I managed to slip out of work early on Friday afternoon, as I avoided the stag parties en route to Riga I bumped into fellow Irish birder Killian Mullarney at Stansted as he returned from a week of guiding in Greece. I arrived in Latvia after dark so it was Saturday before I got out.
I was greeted by a fairly grey and miserable morning as I looked out on the garden first thing but the scene was soon brightened up by two fly-over Hawfinches. I was to catch up with later on while I walked the dog to the nearby shop so not a bad start.
That afternoon we opened the BBQ season with a no nonsense grill in the back garden, chicken and pork good as it gets believe me!
Polina's friends joined us with their kids for the BBQ but the star of the show was the three month old Bernese Mountain Dog pup which I fell in love with (much to our Pug Sashsa's disgust).

Me, the 'pup' and a jealous Pug.

Polina wanted to natter with her friends so I was advised to 'F' off birding! second invite needed there. I checked the woods across from the house where a single Wood Warbler was in full song despite the cold and wet day. Up at the Lielupe river it was quiet but four fly-over Common Cranes and a reeling Locustella spp. were welcome (more to follow there).

Weather-wise Sunday was a big improvement, still a chill in the air but the crisp bright sunshine seemed to make all the difference. A Common Redstart pair chased each other along the fence of the house across the street and during a walk around the neighbourhood with the small hound I had four more singing male Common Redstarts........I'm so envious of these being garden birds!!
Up at the Lielupe river I decided to see if the Locustella spp. I had the previous day was still reeling, I hadn't seen the bird but my money was on Savi's Warbler. Sure enough, when I returned to the same spot (pausing briefly when I heard a fly-over Blue-headed Wagtail) the bird was still reeling. A scan of the reedbed revealed the source to indeed be Savi's Warbler. One bird became two, then three and at times four birds in a hormone-fueled "reel-off"! They kept a little distant for photos and the sun was very much from the side and very harsh, but I managed some "artistic" shots in the end.

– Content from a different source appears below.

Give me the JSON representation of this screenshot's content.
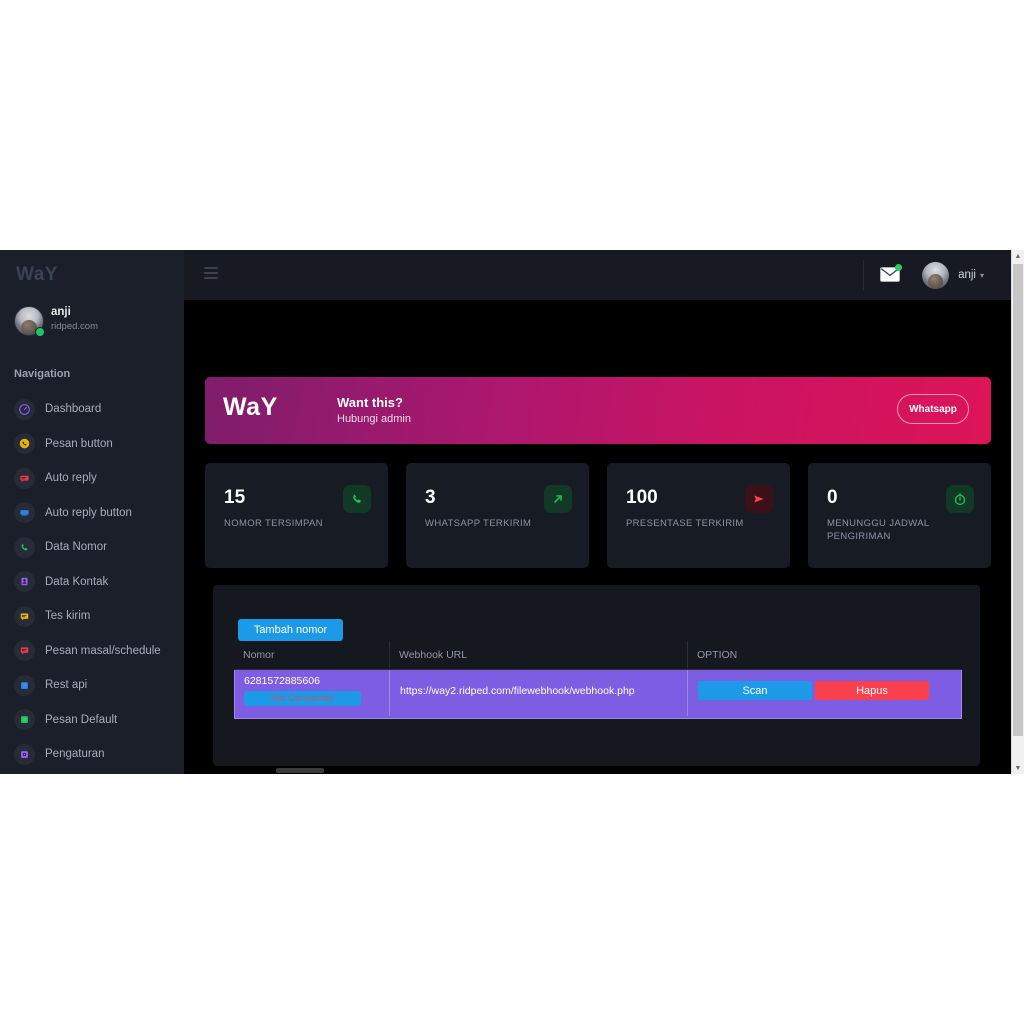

Savi's Warbler, Lielupe, Dzintari, Jurmula, Latvia
These show much better than G'roppers and were my best views of any Locustellas I have ever had. River Warbler would have been a lifer, so I'll have to return when they arrive and start reeling (I wish). As I said at one stage there were four birds reeling at the one time, I tried to record this on my iphone, not exactly state-of-the-art recording equipment but maybe this gives you the picture.

The sound of the"reel-off"

I called it a day by 8pm, Common Terns, a singing male Whinchat and female Black Redstart finished off the day as I headed home.
Today I'm back in the UK and already missing Polina, the Pug and the great birding in Latvia!